Standard Chicken Stock

Nothing compares to homemade chicken stock, which is simple to make if you have the time.

  1. Bring cold water and the bones to a boil.
  2. Simmer for a short while.
  3. Cover.

More collagen and gelatin are released from the bones while the stock simmers, resulting in a thick cooking liquid with a rich umami taste.

Fish bones, cattle bones, or any other bones you have on hand can be used in this recipe.

Simple Chicken Broth

Compared to stock, homemade chicken broth tastes more “finished” and recognizable. This is partly derived from the spices and herbs used in its preparation and vegetables like celery, onions, and carrots.

  1. Utilize all those vegetable scraps by starting with cold water.
  2. You are welcome to modify this recipe to suit your taste preferences. While the broth simmers for hours, you can add ginger, lemongrass, chili, and other flavorings.

How to Use Chicken Stock and Chicken Broth?

When to utilize chicken broth or stock is not subject to precise guidelines. Despite their variances, they *are* generally comparable. You can consider a few different things to make the most of each base.

Uses for Chicken Stock

Most chicken stock is ideal for robust soups and stews because it contains a lot of dense collagen from the long-simmered bones. Make miso soup with it, which welcomes that special umami taste.

Some of the dishes that use stock frequently are listed below:

  • Sauces such as cream sauces, au jus, and tomato sauce
  • Gravy
  • Boiling liquid
  • Soups and stews
  • Boiled grains and legumes

Uses for Chicken Broth

The consistency of broth is similar to that of salty water. Use broth for boiling, blanching, and thinning sauces and sipping it on its own for quick, warming nutrition.

Pour chicken broth into your next batch of rice or quinoa, or gradually stir it into a risotto or pasta sauce to give it flavor.

Here are some of the dishes that use broth most frequently:
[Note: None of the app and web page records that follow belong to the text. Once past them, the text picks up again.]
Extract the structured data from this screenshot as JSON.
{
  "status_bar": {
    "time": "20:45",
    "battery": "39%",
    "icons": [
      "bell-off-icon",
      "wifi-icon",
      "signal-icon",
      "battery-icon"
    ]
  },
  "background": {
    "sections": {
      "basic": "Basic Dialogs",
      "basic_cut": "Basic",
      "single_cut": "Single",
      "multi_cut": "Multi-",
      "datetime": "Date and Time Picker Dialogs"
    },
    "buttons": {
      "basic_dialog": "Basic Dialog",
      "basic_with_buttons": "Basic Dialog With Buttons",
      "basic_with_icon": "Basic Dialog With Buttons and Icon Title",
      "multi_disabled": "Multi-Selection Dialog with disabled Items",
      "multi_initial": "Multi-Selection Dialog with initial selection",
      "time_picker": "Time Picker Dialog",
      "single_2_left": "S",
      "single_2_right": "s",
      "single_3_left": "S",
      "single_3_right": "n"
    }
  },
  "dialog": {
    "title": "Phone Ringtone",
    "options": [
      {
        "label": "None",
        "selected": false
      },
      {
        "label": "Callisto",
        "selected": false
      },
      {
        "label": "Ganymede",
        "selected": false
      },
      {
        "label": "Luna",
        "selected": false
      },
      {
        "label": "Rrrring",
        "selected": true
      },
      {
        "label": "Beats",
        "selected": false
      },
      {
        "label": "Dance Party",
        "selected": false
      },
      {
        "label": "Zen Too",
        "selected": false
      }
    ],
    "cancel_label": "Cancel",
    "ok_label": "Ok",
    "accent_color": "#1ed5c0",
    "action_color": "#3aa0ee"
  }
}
  • Whipped sauces
  • Risotto
  • Dumplings
  • Casseroles
  • Stuffing
  • Boiled grains and beans
  • Gravies
  • Soups
  • Steamed or stir-fried foods

Storing Stock and Broth
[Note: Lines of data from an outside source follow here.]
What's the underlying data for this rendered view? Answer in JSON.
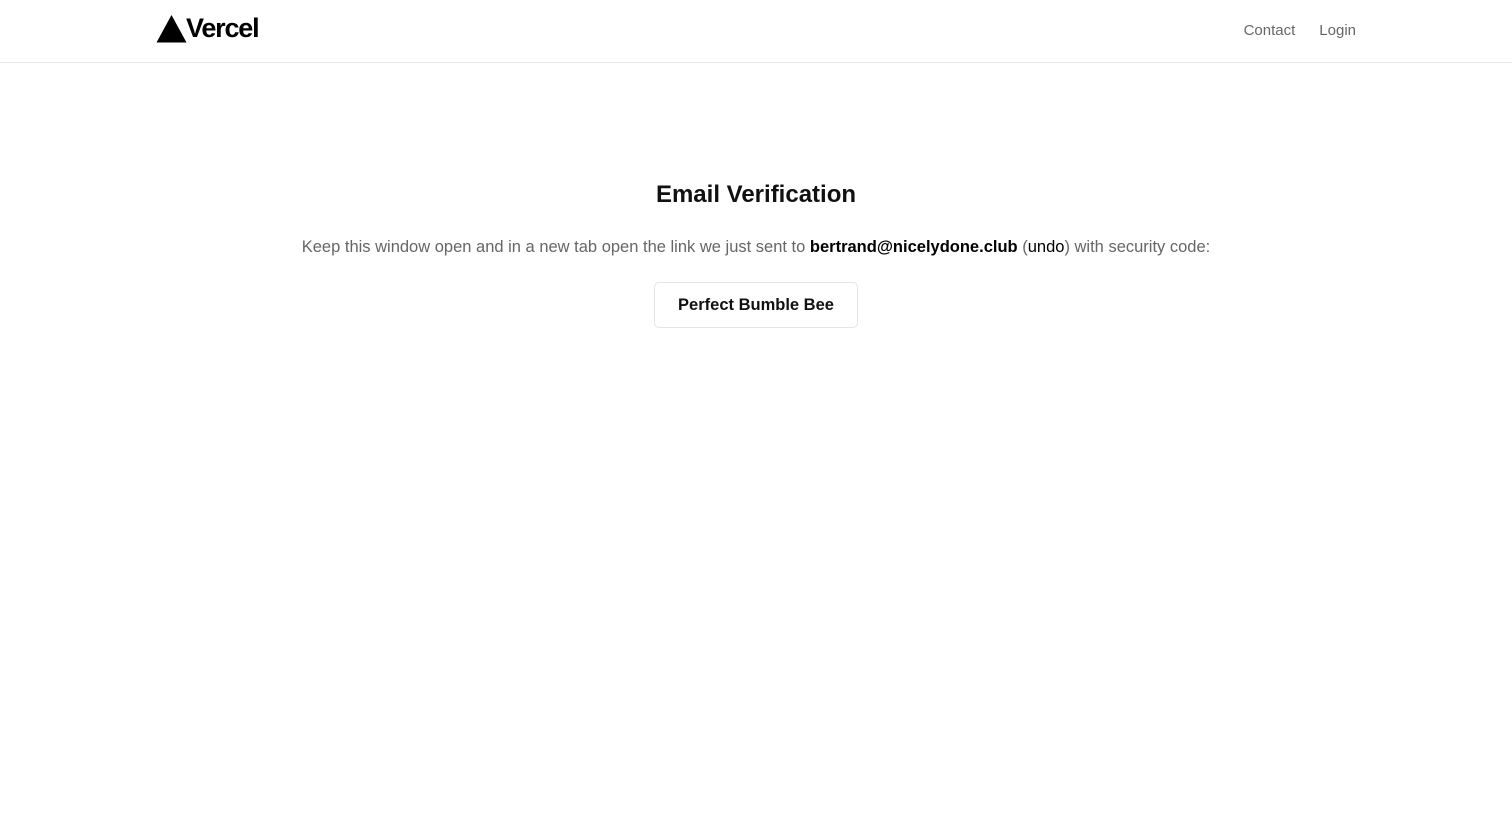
{
  "header": {
    "brand": "Vercel",
    "logo_icon": "triangle-icon",
    "nav": {
      "contact": "Contact",
      "login": "Login"
    }
  },
  "verification": {
    "title": "Email Verification",
    "message_before": "Keep this window open and in a new tab open the link we just sent to ",
    "email": "bertrand@nicelydone.club",
    "paren_open": " (",
    "undo_label": "undo",
    "message_after": ") with security code:",
    "security_code": "Perfect Bumble Bee"
  },
  "colors": {
    "background": "#ffffff",
    "text_primary": "#111111",
    "text_secondary": "#666666",
    "border": "#eaeaea"
  }
}
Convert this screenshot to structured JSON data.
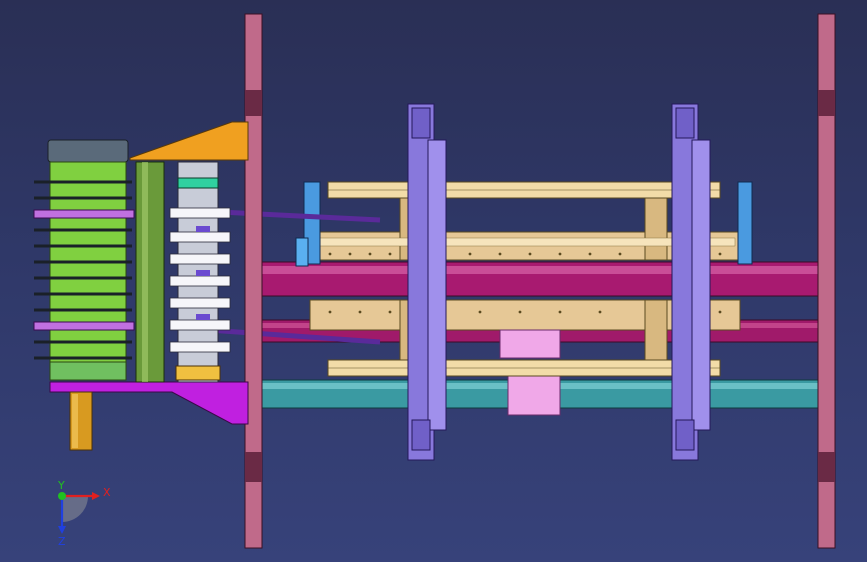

Pro tip: You can use as much or as little stock or broth as you need by freezing it in ice cube trays and then transferring the cubes to a larger freezer bag.

When freezing stock or broth in wide-mouthed jars, leave a small amount of headspace for expansion.

What’s Healthier, Stock or Broth?

Because it naturally includes more protein than broth and typically has less sodium per serving than store-bought stock, it is thought to be healthier than broth. Remember that stock and broth are not very high in protein. Additionally, although it frequently has less sodium than standard store-bought broth. Additionally, since the stock is flavor-fortified with greater flavor, you should need less salt to taste after cooking.

Making your stock or broth allows you to control the amount of sodium added as a table or kosher salt. The low-sodium broth is a fantastic substitute if you want to reduce your salt intake but don’t have the time to create your stock without sacrificing flavor. If you have a few more minutes, you can improve store-bought, low-sodium broth by adding any combination of the following and simmering for as long as you can: parsley, bay leaf, black peppercorns, carrots, onions, leeks, celery, fennel, or garlic.


Broth and chicken stock are two different creatures from the same cosmos. The stock is darker and thicker and uses the chicken’s bones, meat, and skin. The broth’s texture is more fluid, although it typically requires more seasoning and spices.

Both are simple to prepare at home by boiling the ingredients for a few hours and then freezing large quantities for use in future meals. Understanding stocks and broths can help risotto, soups, Bolognese, and even jams.

Get cooking and stock up!